▸ **Exercise aim**:
Only the number is wanted: state how many lines of the data below contain the word "Horizontal".

▸ **Provided data**:
—————

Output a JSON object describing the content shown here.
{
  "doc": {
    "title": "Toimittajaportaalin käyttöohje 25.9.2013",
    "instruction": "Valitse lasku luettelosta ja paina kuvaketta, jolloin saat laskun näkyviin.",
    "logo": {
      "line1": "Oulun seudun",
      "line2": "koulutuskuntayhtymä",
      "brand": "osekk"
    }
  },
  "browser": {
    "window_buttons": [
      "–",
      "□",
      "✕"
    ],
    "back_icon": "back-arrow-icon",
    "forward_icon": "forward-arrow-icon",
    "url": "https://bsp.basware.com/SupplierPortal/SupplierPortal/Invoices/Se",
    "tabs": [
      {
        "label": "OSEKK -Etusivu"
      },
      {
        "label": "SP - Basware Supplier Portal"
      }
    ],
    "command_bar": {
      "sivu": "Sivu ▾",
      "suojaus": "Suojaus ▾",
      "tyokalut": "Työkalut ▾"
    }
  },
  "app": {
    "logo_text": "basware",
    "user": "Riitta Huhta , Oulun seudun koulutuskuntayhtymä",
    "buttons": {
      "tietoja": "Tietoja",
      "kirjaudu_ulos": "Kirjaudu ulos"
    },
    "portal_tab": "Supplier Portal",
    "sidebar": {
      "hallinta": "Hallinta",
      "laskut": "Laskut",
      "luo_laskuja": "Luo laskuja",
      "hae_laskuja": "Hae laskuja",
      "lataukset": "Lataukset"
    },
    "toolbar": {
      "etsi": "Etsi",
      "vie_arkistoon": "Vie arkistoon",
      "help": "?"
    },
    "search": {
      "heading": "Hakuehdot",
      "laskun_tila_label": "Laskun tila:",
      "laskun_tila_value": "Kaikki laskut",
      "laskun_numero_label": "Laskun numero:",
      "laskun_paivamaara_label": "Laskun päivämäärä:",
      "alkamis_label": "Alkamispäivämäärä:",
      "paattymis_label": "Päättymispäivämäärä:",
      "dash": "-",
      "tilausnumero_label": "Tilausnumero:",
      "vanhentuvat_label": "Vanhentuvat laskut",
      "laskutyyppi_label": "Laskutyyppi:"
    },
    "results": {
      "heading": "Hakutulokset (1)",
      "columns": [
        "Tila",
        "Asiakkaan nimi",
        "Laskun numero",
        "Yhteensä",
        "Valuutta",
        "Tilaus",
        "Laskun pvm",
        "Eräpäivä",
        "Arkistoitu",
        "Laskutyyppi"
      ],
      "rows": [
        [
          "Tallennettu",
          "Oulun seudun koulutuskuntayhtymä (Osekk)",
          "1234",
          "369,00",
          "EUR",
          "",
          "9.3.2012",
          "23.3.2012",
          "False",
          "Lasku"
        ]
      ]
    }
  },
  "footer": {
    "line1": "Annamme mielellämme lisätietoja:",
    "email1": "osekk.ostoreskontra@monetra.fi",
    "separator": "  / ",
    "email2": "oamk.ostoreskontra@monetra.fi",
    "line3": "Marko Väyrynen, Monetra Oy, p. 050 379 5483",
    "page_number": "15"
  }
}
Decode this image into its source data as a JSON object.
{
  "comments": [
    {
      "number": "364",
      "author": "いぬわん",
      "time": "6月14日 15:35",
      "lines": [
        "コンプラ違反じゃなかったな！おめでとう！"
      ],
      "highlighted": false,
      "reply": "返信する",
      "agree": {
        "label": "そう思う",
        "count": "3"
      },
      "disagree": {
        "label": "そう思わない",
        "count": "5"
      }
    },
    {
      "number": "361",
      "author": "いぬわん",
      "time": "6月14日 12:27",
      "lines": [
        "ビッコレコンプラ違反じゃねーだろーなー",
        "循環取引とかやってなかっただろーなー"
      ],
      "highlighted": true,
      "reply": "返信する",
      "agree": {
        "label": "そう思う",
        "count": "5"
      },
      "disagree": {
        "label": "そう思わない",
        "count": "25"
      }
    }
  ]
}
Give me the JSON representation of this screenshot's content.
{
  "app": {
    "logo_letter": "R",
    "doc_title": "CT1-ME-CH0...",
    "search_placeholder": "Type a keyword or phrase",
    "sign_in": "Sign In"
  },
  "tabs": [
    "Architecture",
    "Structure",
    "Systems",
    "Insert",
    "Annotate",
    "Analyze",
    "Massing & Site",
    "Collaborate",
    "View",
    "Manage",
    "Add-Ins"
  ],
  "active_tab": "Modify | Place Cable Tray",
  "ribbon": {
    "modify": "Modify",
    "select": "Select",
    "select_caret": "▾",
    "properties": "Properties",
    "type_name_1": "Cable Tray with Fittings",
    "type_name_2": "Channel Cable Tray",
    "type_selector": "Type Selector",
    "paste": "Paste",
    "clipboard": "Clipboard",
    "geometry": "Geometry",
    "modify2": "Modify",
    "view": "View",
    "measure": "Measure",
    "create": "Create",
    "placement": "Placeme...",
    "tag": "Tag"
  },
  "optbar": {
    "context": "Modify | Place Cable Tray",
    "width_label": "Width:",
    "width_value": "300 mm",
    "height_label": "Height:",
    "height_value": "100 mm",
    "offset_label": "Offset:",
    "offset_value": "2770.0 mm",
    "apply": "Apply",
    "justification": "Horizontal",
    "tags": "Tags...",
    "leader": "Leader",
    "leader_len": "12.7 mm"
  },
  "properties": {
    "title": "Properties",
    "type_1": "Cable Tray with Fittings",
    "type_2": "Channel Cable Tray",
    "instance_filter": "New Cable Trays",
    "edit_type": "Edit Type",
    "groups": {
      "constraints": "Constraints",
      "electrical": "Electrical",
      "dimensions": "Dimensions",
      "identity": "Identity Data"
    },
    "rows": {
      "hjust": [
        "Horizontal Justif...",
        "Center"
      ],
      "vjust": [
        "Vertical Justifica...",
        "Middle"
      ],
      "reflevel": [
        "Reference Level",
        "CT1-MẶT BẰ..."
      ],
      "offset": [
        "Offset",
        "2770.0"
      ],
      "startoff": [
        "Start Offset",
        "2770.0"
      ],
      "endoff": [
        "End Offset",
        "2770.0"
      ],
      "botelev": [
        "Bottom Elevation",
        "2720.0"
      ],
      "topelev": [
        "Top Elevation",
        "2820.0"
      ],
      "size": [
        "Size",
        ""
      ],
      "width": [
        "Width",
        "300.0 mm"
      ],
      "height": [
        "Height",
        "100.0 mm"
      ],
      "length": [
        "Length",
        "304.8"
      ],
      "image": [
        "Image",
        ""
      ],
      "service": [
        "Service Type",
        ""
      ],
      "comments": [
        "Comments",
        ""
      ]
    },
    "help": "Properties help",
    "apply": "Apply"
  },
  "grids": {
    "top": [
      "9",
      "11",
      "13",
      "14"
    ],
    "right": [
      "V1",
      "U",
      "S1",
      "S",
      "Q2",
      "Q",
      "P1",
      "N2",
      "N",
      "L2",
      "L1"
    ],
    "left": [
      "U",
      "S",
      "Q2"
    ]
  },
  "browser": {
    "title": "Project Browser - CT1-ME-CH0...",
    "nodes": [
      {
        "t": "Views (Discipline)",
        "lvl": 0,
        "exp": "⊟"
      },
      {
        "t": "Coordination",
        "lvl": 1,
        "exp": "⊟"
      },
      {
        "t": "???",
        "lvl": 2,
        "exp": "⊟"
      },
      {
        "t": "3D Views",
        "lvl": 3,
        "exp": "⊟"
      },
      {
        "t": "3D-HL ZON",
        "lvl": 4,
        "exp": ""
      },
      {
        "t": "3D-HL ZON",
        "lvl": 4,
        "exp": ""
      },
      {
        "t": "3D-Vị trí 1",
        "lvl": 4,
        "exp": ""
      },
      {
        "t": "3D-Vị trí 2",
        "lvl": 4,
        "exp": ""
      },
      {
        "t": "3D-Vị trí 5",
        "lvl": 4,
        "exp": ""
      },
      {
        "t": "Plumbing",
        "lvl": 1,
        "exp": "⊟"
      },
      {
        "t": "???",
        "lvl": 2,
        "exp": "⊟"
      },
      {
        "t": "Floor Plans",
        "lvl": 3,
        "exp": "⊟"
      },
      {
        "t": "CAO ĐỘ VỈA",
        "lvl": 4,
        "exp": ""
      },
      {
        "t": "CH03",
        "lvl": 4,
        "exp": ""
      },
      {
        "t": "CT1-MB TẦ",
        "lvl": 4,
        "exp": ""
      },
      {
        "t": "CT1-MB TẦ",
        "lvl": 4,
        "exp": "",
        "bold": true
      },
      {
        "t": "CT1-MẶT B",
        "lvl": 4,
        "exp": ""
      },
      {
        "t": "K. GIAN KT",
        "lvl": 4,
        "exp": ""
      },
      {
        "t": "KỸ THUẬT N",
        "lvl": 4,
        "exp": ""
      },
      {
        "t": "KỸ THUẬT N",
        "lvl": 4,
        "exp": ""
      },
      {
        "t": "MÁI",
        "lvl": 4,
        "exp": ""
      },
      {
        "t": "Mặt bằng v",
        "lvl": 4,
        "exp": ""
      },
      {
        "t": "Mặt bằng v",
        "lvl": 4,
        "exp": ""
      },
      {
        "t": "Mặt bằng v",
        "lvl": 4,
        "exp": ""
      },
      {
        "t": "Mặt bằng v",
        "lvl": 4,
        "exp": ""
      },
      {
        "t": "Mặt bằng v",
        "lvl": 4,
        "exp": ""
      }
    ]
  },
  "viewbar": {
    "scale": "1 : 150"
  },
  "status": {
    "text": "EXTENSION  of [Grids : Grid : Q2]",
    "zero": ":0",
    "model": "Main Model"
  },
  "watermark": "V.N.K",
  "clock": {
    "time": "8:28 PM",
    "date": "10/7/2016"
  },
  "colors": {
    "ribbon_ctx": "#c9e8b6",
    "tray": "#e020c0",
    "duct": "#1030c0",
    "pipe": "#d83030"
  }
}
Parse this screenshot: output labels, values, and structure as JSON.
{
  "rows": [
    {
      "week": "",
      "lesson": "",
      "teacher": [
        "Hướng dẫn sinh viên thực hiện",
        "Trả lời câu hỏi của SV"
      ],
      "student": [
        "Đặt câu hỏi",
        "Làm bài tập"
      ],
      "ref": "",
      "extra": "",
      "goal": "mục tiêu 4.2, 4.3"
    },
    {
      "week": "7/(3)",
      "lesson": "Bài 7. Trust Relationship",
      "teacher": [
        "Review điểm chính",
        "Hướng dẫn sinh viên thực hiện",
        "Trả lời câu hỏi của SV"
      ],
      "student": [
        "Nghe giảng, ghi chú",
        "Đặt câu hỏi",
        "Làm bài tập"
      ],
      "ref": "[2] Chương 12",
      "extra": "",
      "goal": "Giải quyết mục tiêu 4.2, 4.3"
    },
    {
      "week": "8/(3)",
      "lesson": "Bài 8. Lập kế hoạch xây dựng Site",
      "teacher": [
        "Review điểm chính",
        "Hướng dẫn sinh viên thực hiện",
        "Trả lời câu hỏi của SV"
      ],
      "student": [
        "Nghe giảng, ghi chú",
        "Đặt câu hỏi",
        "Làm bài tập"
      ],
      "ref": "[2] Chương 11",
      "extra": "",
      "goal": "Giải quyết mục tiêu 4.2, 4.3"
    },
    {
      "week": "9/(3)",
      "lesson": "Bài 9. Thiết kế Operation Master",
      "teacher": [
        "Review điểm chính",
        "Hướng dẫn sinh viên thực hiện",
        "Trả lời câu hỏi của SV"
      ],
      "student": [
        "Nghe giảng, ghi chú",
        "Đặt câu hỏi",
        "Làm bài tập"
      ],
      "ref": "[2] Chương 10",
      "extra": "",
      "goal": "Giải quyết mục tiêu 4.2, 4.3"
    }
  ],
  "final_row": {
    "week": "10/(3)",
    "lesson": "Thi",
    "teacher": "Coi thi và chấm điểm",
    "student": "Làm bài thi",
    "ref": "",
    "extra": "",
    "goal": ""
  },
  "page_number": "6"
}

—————

▸ **Task output**:
2